------ INPUT RECORDS
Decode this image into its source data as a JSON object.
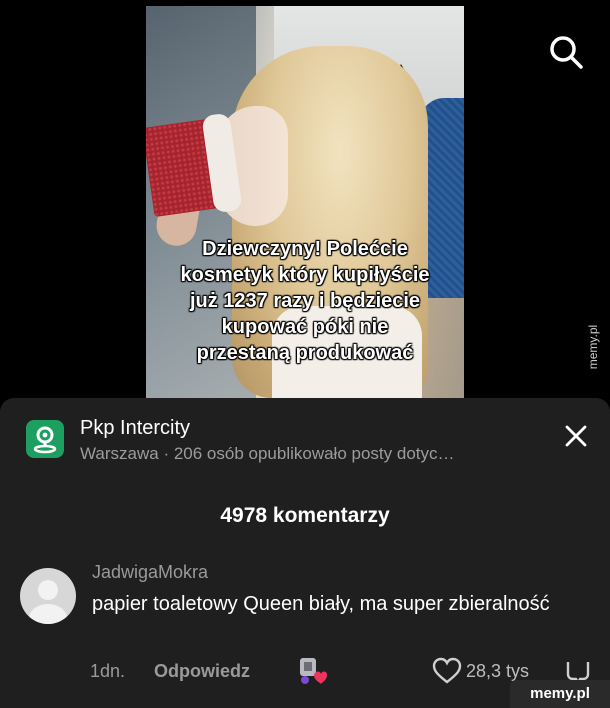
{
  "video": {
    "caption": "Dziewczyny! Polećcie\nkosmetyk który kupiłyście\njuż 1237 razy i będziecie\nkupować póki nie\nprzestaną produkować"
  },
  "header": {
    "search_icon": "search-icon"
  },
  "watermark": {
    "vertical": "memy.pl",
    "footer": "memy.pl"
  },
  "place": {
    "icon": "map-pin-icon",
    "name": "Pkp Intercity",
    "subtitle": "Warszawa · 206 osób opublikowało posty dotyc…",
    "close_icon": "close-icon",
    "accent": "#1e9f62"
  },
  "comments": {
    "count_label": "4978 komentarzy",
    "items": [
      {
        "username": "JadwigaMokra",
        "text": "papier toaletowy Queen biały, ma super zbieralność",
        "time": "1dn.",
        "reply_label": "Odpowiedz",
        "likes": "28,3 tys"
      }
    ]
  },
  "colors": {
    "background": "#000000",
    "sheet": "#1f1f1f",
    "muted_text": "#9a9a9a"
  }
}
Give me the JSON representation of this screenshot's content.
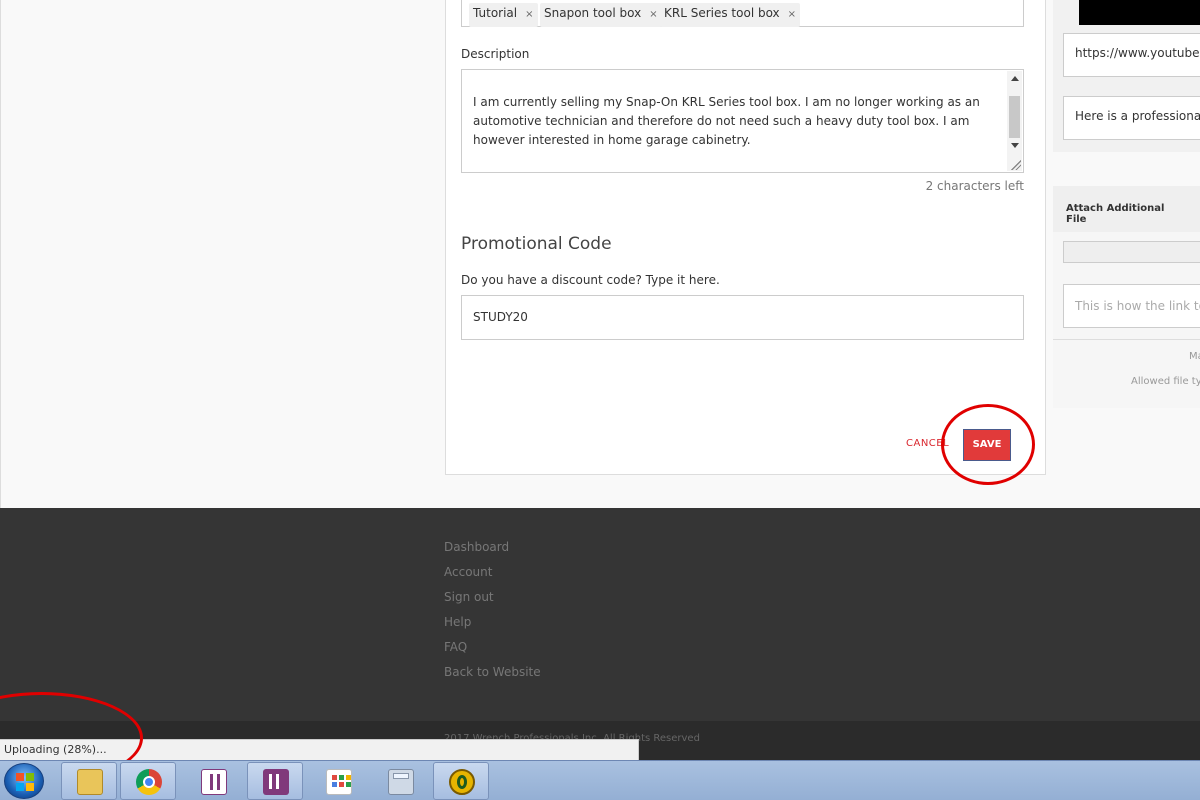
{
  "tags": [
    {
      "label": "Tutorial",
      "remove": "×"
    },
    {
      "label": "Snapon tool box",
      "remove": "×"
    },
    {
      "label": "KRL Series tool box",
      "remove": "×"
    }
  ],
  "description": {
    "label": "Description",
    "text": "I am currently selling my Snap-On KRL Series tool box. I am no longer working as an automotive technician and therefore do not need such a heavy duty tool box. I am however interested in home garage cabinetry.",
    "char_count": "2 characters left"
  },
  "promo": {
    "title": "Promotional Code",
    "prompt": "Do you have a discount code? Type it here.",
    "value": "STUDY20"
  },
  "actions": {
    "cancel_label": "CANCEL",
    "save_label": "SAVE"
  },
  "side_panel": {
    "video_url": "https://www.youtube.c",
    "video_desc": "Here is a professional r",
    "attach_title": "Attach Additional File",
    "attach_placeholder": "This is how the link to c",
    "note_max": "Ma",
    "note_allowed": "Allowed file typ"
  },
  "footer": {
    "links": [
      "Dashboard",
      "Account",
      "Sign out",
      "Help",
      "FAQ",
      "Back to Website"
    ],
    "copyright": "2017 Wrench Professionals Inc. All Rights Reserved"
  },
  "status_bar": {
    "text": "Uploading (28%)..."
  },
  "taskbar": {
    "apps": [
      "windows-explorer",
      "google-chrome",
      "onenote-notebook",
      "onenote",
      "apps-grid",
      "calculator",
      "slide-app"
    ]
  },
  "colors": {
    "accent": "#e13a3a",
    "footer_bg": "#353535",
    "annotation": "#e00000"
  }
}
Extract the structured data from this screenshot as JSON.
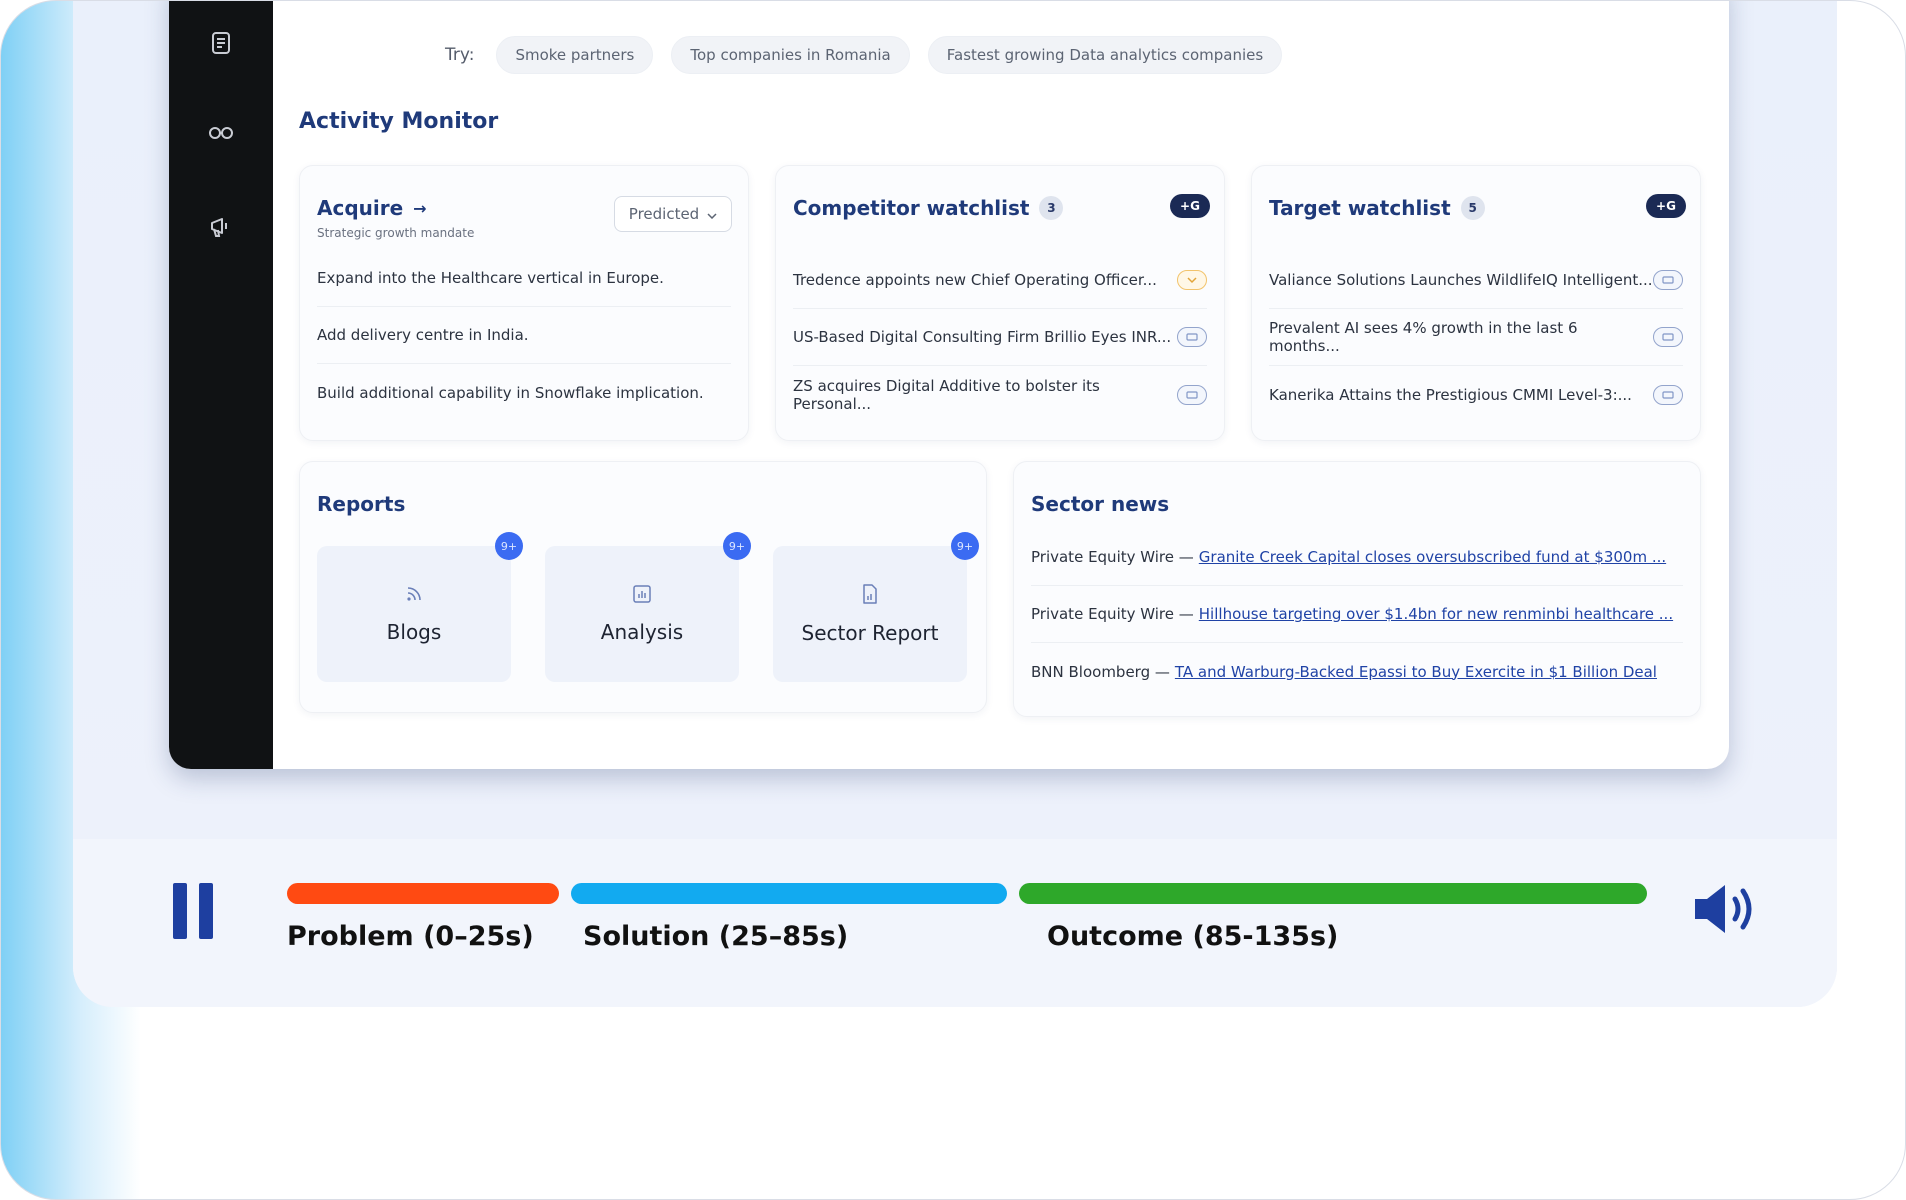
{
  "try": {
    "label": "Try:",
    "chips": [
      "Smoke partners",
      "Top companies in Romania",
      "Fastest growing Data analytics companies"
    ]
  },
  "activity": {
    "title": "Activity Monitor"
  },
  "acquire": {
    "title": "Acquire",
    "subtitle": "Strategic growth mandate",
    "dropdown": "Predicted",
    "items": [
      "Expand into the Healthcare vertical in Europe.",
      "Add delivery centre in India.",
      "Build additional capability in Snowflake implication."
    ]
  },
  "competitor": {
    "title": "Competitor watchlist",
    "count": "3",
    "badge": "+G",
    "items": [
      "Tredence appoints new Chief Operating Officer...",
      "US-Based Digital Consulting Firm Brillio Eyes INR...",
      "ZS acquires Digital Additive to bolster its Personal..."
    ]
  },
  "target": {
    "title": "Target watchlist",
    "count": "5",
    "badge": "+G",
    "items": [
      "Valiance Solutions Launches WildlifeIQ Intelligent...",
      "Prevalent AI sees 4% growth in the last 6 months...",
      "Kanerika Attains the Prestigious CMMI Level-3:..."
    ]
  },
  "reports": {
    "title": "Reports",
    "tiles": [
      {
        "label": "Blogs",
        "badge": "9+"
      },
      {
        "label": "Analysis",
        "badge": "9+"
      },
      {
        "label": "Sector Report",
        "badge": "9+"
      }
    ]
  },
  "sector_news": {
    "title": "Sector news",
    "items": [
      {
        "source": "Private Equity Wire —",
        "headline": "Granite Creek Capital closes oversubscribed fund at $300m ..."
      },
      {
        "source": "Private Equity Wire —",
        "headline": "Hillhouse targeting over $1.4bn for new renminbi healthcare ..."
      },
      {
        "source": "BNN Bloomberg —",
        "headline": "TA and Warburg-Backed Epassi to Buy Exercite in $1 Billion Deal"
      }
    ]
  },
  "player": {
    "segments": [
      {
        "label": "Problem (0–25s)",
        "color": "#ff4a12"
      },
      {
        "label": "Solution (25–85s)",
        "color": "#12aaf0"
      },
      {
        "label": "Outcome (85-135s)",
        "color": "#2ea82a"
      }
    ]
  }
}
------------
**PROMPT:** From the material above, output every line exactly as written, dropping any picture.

**SOLUTION:**
Decode this image into its source data as a JSON object.
{
  "video": {
    "caption": "Dziewczyny! Polećcie\nkosmetyk który kupiłyście\njuż 1237 razy i będziecie\nkupować póki nie\nprzestaną produkować"
  },
  "header": {
    "search_icon": "search-icon"
  },
  "watermark": {
    "vertical": "memy.pl",
    "footer": "memy.pl"
  },
  "place": {
    "icon": "map-pin-icon",
    "name": "Pkp Intercity",
    "subtitle": "Warszawa · 206 osób opublikowało posty dotyc…",
    "close_icon": "close-icon",
    "accent": "#1e9f62"
  },
  "comments": {
    "count_label": "4978 komentarzy",
    "items": [
      {
        "username": "JadwigaMokra",
        "text": "papier toaletowy Queen biały, ma super zbieralność",
        "time": "1dn.",
        "reply_label": "Odpowiedz",
        "likes": "28,3 tys"
      }
    ]
  },
  "colors": {
    "background": "#000000",
    "sheet": "#1f1f1f",
    "muted_text": "#9a9a9a"
  }
}
Give me the JSON representation of this screenshot's content.
{
  "tags": [
    {
      "label": "Tutorial",
      "remove": "×"
    },
    {
      "label": "Snapon tool box",
      "remove": "×"
    },
    {
      "label": "KRL Series tool box",
      "remove": "×"
    }
  ],
  "description": {
    "label": "Description",
    "text": "I am currently selling my Snap-On KRL Series tool box. I am no longer working as an automotive technician and therefore do not need such a heavy duty tool box. I am however interested in home garage cabinetry.",
    "char_count": "2 characters left"
  },
  "promo": {
    "title": "Promotional Code",
    "prompt": "Do you have a discount code? Type it here.",
    "value": "STUDY20"
  },
  "actions": {
    "cancel_label": "CANCEL",
    "save_label": "SAVE"
  },
  "side_panel": {
    "video_url": "https://www.youtube.c",
    "video_desc": "Here is a professional r",
    "attach_title": "Attach Additional File",
    "attach_placeholder": "This is how the link to c",
    "note_max": "Ma",
    "note_allowed": "Allowed file typ"
  },
  "footer": {
    "links": [
      "Dashboard",
      "Account",
      "Sign out",
      "Help",
      "FAQ",
      "Back to Website"
    ],
    "copyright": "2017 Wrench Professionals Inc. All Rights Reserved"
  },
  "status_bar": {
    "text": "Uploading (28%)..."
  },
  "taskbar": {
    "apps": [
      "windows-explorer",
      "google-chrome",
      "onenote-notebook",
      "onenote",
      "apps-grid",
      "calculator",
      "slide-app"
    ]
  },
  "colors": {
    "accent": "#e13a3a",
    "footer_bg": "#353535",
    "annotation": "#e00000"
  }
}
Extract the structured data from this screenshot as JSON.
{
  "try": {
    "label": "Try:",
    "chips": [
      "Smoke partners",
      "Top companies in Romania",
      "Fastest growing Data analytics companies"
    ]
  },
  "activity": {
    "title": "Activity Monitor"
  },
  "acquire": {
    "title": "Acquire",
    "subtitle": "Strategic growth mandate",
    "dropdown": "Predicted",
    "items": [
      "Expand into the Healthcare vertical in Europe.",
      "Add delivery centre in India.",
      "Build additional capability in Snowflake implication."
    ]
  },
  "competitor": {
    "title": "Competitor watchlist",
    "count": "3",
    "badge": "+G",
    "items": [
      "Tredence appoints new Chief Operating Officer...",
      "US-Based Digital Consulting Firm Brillio Eyes INR...",
      "ZS acquires Digital Additive to bolster its Personal..."
    ]
  },
  "target": {
    "title": "Target watchlist",
    "count": "5",
    "badge": "+G",
    "items": [
      "Valiance Solutions Launches WildlifeIQ Intelligent...",
      "Prevalent AI sees 4% growth in the last 6 months...",
      "Kanerika Attains the Prestigious CMMI Level-3:..."
    ]
  },
  "reports": {
    "title": "Reports",
    "tiles": [
      {
        "label": "Blogs",
        "badge": "9+"
      },
      {
        "label": "Analysis",
        "badge": "9+"
      },
      {
        "label": "Sector Report",
        "badge": "9+"
      }
    ]
  },
  "sector_news": {
    "title": "Sector news",
    "items": [
      {
        "source": "Private Equity Wire —",
        "headline": "Granite Creek Capital closes oversubscribed fund at $300m ..."
      },
      {
        "source": "Private Equity Wire —",
        "headline": "Hillhouse targeting over $1.4bn for new renminbi healthcare ..."
      },
      {
        "source": "BNN Bloomberg —",
        "headline": "TA and Warburg-Backed Epassi to Buy Exercite in $1 Billion Deal"
      }
    ]
  },
  "player": {
    "segments": [
      {
        "label": "Problem (0–25s)",
        "color": "#ff4a12"
      },
      {
        "label": "Solution (25–85s)",
        "color": "#12aaf0"
      },
      {
        "label": "Outcome (85-135s)",
        "color": "#2ea82a"
      }
    ]
  }
}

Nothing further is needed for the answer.